> **DESCRIPTION OF THE TASK**: What follows is a set of entries. Give them again exactly, without the pictures.

> **RECORDS PROVIDED**:
■ ■ ■ ■ ■ ■ ■

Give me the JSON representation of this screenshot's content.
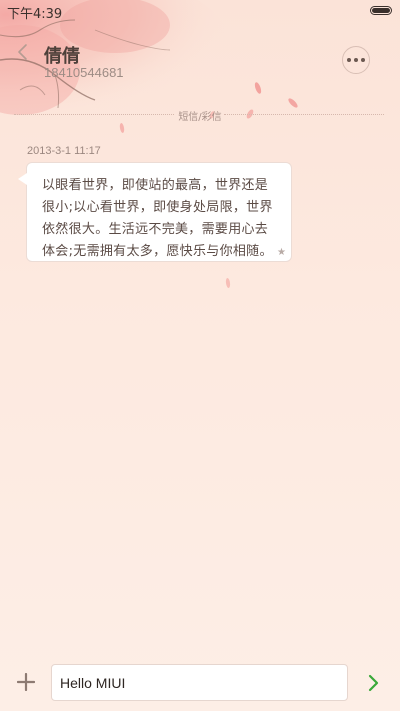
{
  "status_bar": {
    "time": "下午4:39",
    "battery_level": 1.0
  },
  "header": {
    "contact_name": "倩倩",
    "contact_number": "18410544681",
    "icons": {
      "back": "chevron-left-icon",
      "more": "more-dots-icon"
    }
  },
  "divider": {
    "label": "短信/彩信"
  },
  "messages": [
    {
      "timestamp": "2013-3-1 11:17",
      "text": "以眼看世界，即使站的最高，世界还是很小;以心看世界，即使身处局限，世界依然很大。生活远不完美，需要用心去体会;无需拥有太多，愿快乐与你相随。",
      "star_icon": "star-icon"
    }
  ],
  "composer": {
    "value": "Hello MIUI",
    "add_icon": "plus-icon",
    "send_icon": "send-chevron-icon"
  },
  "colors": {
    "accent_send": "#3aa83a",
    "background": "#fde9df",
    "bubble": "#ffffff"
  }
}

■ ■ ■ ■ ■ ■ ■

> **EXERCISE OUTPUT**:
Give me the JSON representation of this screenshot's content.
{
  "status_bar": {
    "time": "下午4:39",
    "battery_level": 1.0
  },
  "header": {
    "contact_name": "倩倩",
    "contact_number": "18410544681",
    "icons": {
      "back": "chevron-left-icon",
      "more": "more-dots-icon"
    }
  },
  "divider": {
    "label": "短信/彩信"
  },
  "messages": [
    {
      "timestamp": "2013-3-1 11:17",
      "text": "以眼看世界，即使站的最高，世界还是很小;以心看世界，即使身处局限，世界依然很大。生活远不完美，需要用心去体会;无需拥有太多，愿快乐与你相随。",
      "star_icon": "star-icon"
    }
  ],
  "composer": {
    "value": "Hello MIUI",
    "add_icon": "plus-icon",
    "send_icon": "send-chevron-icon"
  },
  "colors": {
    "accent_send": "#3aa83a",
    "background": "#fde9df",
    "bubble": "#ffffff"
  }
}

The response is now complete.